Northrop Grumman’s distributed mission operations network expands across US Air Force training sites
Northrop Grumman Corporation has announced it has recently established the 100th US Air Force training site on the company’s Distributed Mission Operations Network (DMON), enabling Combat Air Force (CAF) crews around the world to securely connect with other sites in virtual training and exercises. More than a dozen additional Air Force sites are expected to become operational on the network later this year.
Northrop Grumman’s DMON connects dissimilar aircraft simulator platforms, allowing CAF crews to seamlessly interoperate and train together in a high-fidelity, realistic virtual environment. A handful of sites facilitate simulator manufacturer support, but the wide majority are located at Air Combat Command (ACC) bases and deliver next-generation training for aircraft including the F-35, F-22, F-16 and F-15 fighters, and B-1B and B-52 bombers.
“We are pioneering integration of 5th and next-generation platforms into joint and common synthetic training environments, paving the way for creation of a digital twin of the battlespace and rehearsal for future Joint All-Domain Command and Control (JADC2) operations,” said Christine Harbison, vice president and general manager, combat systems and mission readiness, Northrop Grumman. “We continue to develop and provide open-architecture models and common standards, processes and tools for distributed mission operations (DMO) and the highest-fidelity live, virtual and constructive (LVC) training for aircrews and warfighters.”

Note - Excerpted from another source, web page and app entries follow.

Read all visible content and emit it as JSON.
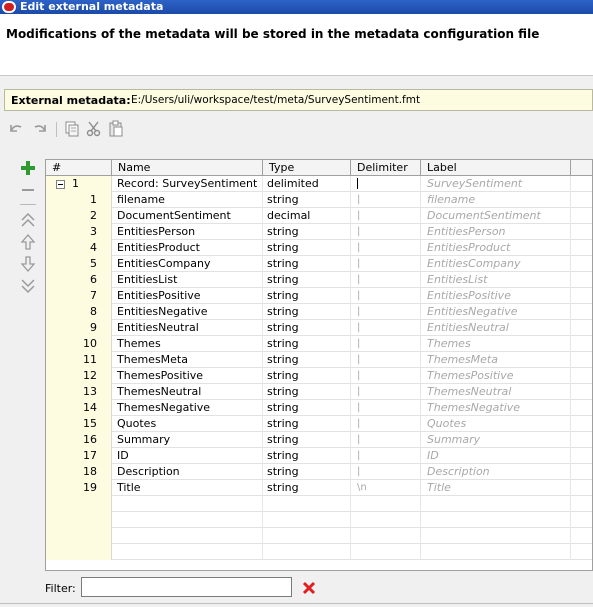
{
  "window": {
    "title": "Edit external metadata",
    "icon": "oracle-icon"
  },
  "header": {
    "message": "Modifications of the metadata will be stored in the metadata configuration file"
  },
  "file": {
    "label": "External metadata:",
    "path": "E:/Users/uli/workspace/test/meta/SurveySentiment.fmt"
  },
  "toolbar": {
    "icons": [
      "undo-icon",
      "redo-icon",
      "copy-icon",
      "cut-icon",
      "paste-icon"
    ]
  },
  "side_toolbar": {
    "icons": [
      "add-icon",
      "remove-icon",
      "move-top-icon",
      "move-up-icon",
      "move-down-icon",
      "move-bottom-icon"
    ]
  },
  "table": {
    "headers": {
      "num": "#",
      "name": "Name",
      "type": "Type",
      "delimiter": "Delimiter",
      "label": "Label"
    },
    "record": {
      "num": "1",
      "name": "Record: SurveySentiment",
      "type": "delimited",
      "delimiter": "",
      "label": "SurveySentiment"
    },
    "rows": [
      {
        "num": "1",
        "name": "filename",
        "type": "string",
        "delimiter": "|",
        "label": "filename"
      },
      {
        "num": "2",
        "name": "DocumentSentiment",
        "type": "decimal",
        "delimiter": "|",
        "label": "DocumentSentiment"
      },
      {
        "num": "3",
        "name": "EntitiesPerson",
        "type": "string",
        "delimiter": "|",
        "label": "EntitiesPerson"
      },
      {
        "num": "4",
        "name": "EntitiesProduct",
        "type": "string",
        "delimiter": "|",
        "label": "EntitiesProduct"
      },
      {
        "num": "5",
        "name": "EntitiesCompany",
        "type": "string",
        "delimiter": "|",
        "label": "EntitiesCompany"
      },
      {
        "num": "6",
        "name": "EntitiesList",
        "type": "string",
        "delimiter": "|",
        "label": "EntitiesList"
      },
      {
        "num": "7",
        "name": "EntitiesPositive",
        "type": "string",
        "delimiter": "|",
        "label": "EntitiesPositive"
      },
      {
        "num": "8",
        "name": "EntitiesNegative",
        "type": "string",
        "delimiter": "|",
        "label": "EntitiesNegative"
      },
      {
        "num": "9",
        "name": "EntitiesNeutral",
        "type": "string",
        "delimiter": "|",
        "label": "EntitiesNeutral"
      },
      {
        "num": "10",
        "name": "Themes",
        "type": "string",
        "delimiter": "|",
        "label": "Themes"
      },
      {
        "num": "11",
        "name": "ThemesMeta",
        "type": "string",
        "delimiter": "|",
        "label": "ThemesMeta"
      },
      {
        "num": "12",
        "name": "ThemesPositive",
        "type": "string",
        "delimiter": "|",
        "label": "ThemesPositive"
      },
      {
        "num": "13",
        "name": "ThemesNeutral",
        "type": "string",
        "delimiter": "|",
        "label": "ThemesNeutral"
      },
      {
        "num": "14",
        "name": "ThemesNegative",
        "type": "string",
        "delimiter": "|",
        "label": "ThemesNegative"
      },
      {
        "num": "15",
        "name": "Quotes",
        "type": "string",
        "delimiter": "|",
        "label": "Quotes"
      },
      {
        "num": "16",
        "name": "Summary",
        "type": "string",
        "delimiter": "|",
        "label": "Summary"
      },
      {
        "num": "17",
        "name": "ID",
        "type": "string",
        "delimiter": "|",
        "label": "ID"
      },
      {
        "num": "18",
        "name": "Description",
        "type": "string",
        "delimiter": "|",
        "label": "Description"
      },
      {
        "num": "19",
        "name": "Title",
        "type": "string",
        "delimiter": "\\n",
        "label": "Title"
      }
    ]
  },
  "filter": {
    "label": "Filter:",
    "value": "",
    "clear_icon": "clear-filter-icon"
  },
  "colors": {
    "accent_bg": "#fdfbe0",
    "title_bar": "#2d63c6",
    "delete_red": "#e02020"
  }
}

The DMON enables affordable mission readiness, making more hours of training at reduced costs possible without expending live flight hours and taking aircraft out of service.
More than two decades of unparalleled LVC and Immersive Environment experience, including delivery of Air Force CAF and Mobility Air Force (MAF) training, give Northrop Grumman unique insight into development of future common synthetic training environments and systems.